_YOUR TASK_:
Show every line from the entries that follow which holds the word "topics".

_INPUT DATA_:
# # # # # # #
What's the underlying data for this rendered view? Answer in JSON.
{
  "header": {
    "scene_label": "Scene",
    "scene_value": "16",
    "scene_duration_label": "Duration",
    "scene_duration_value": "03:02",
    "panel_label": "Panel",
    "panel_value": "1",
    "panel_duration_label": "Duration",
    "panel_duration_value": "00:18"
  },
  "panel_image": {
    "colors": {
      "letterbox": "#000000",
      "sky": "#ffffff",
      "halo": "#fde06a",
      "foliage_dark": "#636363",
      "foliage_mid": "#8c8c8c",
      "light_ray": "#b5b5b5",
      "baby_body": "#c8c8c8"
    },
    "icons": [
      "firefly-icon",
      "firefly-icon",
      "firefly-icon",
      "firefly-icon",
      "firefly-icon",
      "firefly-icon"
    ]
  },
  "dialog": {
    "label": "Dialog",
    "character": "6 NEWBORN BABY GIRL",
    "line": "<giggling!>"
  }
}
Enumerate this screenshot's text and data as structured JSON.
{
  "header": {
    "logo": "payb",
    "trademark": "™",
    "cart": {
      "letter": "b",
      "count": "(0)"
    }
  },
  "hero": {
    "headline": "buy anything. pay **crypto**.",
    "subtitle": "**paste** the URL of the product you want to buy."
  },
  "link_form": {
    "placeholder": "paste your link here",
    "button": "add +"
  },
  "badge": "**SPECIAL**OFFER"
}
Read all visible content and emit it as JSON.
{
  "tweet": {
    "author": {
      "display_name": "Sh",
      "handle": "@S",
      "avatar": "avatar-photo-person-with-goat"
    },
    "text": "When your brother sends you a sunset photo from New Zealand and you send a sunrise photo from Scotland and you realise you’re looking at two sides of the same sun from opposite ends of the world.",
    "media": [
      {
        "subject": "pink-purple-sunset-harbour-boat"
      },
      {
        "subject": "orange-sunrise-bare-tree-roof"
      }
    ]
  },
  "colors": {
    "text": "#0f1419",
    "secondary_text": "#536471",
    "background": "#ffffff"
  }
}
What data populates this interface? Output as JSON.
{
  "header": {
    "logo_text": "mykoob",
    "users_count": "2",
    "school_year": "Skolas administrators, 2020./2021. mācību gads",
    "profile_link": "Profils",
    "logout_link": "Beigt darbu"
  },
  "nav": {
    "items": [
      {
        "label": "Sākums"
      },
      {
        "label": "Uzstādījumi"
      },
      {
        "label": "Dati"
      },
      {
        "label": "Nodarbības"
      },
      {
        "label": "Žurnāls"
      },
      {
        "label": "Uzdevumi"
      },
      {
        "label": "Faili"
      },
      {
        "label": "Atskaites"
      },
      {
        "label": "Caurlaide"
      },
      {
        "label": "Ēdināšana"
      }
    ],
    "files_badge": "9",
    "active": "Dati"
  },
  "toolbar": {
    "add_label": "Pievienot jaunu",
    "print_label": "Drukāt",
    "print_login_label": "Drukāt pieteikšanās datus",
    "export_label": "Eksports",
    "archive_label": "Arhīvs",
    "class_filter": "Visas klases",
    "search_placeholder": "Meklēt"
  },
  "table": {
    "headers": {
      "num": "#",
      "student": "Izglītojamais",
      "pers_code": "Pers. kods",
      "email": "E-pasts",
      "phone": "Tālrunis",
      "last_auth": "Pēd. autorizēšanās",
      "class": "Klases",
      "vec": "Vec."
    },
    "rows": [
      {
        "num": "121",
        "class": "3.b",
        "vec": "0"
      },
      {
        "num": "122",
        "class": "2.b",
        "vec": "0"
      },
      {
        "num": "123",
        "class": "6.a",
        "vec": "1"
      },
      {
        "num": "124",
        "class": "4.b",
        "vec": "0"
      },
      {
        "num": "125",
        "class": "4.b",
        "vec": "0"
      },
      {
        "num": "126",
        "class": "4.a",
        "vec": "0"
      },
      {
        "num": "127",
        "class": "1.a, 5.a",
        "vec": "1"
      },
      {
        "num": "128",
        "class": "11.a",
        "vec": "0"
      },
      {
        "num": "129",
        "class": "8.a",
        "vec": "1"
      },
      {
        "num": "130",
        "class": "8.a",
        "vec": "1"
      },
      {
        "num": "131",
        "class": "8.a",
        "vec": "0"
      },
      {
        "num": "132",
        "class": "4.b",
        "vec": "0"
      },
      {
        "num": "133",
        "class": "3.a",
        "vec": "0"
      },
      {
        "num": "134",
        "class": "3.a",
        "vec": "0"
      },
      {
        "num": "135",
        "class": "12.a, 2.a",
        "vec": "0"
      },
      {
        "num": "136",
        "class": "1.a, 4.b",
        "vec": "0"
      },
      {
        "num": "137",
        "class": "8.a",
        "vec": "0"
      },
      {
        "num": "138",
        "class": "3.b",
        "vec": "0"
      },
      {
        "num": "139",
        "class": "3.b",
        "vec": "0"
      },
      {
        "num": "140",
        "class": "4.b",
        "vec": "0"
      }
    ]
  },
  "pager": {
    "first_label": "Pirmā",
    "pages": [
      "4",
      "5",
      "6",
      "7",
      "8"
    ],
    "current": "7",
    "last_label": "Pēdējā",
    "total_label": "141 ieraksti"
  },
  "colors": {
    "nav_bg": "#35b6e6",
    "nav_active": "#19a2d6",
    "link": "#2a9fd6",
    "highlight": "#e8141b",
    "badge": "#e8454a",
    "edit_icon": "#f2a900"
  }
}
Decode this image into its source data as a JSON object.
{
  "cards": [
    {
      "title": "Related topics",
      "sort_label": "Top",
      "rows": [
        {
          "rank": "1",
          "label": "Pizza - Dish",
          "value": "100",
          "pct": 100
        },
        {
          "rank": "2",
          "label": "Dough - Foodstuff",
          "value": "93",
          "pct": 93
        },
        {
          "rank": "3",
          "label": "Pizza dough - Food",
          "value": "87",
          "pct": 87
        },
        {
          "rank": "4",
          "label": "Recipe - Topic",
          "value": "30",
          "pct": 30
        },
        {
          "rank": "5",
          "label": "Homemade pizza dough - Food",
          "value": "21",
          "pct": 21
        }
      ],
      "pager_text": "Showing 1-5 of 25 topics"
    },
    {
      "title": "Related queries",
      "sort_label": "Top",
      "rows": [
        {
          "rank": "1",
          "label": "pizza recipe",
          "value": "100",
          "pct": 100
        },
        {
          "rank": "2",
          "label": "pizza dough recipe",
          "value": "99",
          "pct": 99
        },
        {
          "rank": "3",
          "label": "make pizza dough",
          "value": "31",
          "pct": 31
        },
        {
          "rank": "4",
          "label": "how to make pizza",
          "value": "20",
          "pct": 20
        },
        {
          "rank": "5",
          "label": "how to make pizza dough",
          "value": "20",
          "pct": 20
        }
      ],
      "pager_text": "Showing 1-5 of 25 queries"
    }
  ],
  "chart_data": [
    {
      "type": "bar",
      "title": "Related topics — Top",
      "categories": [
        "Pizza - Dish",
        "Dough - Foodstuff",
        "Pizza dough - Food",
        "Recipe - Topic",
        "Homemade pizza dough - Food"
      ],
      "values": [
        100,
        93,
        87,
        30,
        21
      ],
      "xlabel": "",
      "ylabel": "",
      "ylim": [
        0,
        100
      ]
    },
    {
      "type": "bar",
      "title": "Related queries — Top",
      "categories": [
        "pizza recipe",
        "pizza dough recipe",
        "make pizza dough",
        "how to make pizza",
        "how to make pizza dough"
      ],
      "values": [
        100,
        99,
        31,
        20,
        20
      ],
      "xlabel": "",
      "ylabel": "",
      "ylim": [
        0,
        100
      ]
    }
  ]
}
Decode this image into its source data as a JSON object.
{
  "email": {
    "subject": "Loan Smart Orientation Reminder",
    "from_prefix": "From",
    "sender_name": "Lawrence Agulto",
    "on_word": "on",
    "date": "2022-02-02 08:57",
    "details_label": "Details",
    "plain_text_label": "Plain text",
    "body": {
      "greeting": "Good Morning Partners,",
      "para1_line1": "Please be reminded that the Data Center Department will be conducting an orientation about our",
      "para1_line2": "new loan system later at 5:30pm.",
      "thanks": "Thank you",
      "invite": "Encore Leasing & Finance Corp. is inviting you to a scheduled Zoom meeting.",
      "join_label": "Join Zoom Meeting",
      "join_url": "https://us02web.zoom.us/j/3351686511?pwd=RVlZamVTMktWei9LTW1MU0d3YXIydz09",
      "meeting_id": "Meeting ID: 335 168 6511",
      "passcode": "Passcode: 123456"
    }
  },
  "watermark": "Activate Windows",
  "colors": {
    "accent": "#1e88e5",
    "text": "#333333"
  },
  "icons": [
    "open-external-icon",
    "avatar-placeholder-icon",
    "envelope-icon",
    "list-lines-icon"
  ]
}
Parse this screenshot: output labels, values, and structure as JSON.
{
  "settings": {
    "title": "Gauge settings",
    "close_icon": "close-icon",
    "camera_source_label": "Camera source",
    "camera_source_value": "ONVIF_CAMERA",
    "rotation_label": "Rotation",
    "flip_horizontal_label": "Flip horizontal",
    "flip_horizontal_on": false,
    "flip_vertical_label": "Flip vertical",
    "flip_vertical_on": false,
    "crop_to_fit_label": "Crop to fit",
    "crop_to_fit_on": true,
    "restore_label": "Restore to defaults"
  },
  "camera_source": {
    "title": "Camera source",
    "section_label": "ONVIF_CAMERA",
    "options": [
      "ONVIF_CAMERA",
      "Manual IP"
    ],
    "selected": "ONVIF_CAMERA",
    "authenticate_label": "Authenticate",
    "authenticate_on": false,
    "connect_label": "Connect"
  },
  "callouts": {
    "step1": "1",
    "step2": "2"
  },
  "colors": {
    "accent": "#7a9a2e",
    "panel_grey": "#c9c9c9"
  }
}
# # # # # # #
_SOLUTION FOR THIS PROBLEM_:
      "title": "Related topics",
      "pager_text": "Showing 1-5 of 25 topics"
      "title": "Related topics — Top",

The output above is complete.